Shugsep Nunnery Celebrates Fifth Anniversary
By Craig Lewis
Nuns of Shugsep Nunnery and Institute on the outskirts of Dharamsala on Monday marked the fifth anniversary of the inauguration of the center by His Holiness the Dalai Lama.
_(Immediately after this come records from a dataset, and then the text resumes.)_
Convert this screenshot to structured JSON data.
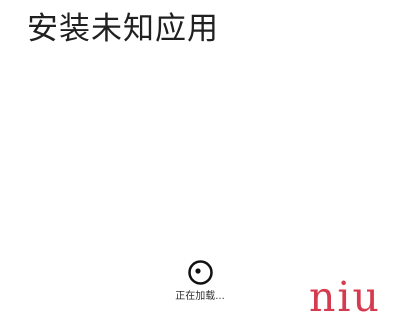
{
  "page": {
    "title": "安装未知应用"
  },
  "loading": {
    "icon": "loading-spinner-icon",
    "text": "正在加载..."
  },
  "watermark": {
    "text": "niu",
    "color": "#d63a4f"
  }
}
The nunnery is now home to 50 Tibetan nuns of the Nyingma school of Tibetan Buddhism, many of whom risked their lives fleeing imprisonment and torture in Tibet to find refuge in northern India.
The original Shugsep Nunnery in Tibet, destroyed during China’s Cultural Revolution, was home to some of Tibet’s most illustrious Buddhist practitioners, including one of the best-known female teachers of the last century, Shugsep Jetsun (1852–1953).
The Tibetan scholar Lobsang Lhalungpa (1926–2008), who met Shugsep Jetsun in the early 1940s, described her as “an extraordinary woman, small in stature, with a serene face radiating compassion and sensitivity. . . . In her presence we felt an awesome power that permeated our whole stream of being. . . . Her teachings and blessings have given me inner strength and inspiration ever since. To me she was the personification of the great woman teachers of Tibet.” (Tibetan Nuns Project)
By the 1980s, the nuns of Shugsep had partially rebuilt their nunnery in Tibet, despite regular harassment by the Chinese authorities. However, many of the nuns joined demonstrations in the Tibetan capital, Lhasa, during the 1980s and 1990s, and as a result were once again expelled; many were also imprisoned and tortured. In the early 1990s, a large number decided to flee, trekking through the Himalayas to Nepal before seeking refuge in Dharamsala.
“My friend threw a rock and the Chinese police arrested us both,” said one of the nuns who had participated in the demonstrations. “We were imprisoned and tortured. We escaped and reached the Nepalese border, where we were arrested again. We were imprisoned this time for two years and nine months in Sikkim. We were placed in six different prisons, where we met many monks and nuns who had also tried to enter India. Finally we were sent back to the Tibetan border.
“Fearing for our lives, we walked for one month in the mountains. We were weak and sick. We were without food for days. By divine grace, we met some Western tourists trekking with a Nepalese porter. They gave us food and clothing and treated our frostbite. On the roadside, we found four Tibetans who had died from the cold: a boy, a monk, a lady, and a soldier. We carried their valuables to give as offerings at the temple in Dharamsala, as they would have wanted.” (Tibetan Nuns Project)
After reaching India, the nuns were forced to camp in the open as there were almost no facilities for exiled nuns at the time. Despite the hardships, the nuns were determined to remain together to maintain the unique Nyingma traditions of Shugsep, and with support from the Tibetan Nuns Project and the Tibetan Women’s Association, Shugsep Nunnery was eventually re-established in northern India.
The majority of the nuns now living and studying at Shugsep Nunnery and Institute come from the original Shugsep Nunnery, where they were primarily engaged in memorizing scriptures and meditation. The new nunnery offers them a nine-year academic program of Buddhist philosophy, traditional monastic debate, and Tibetan and English language studies.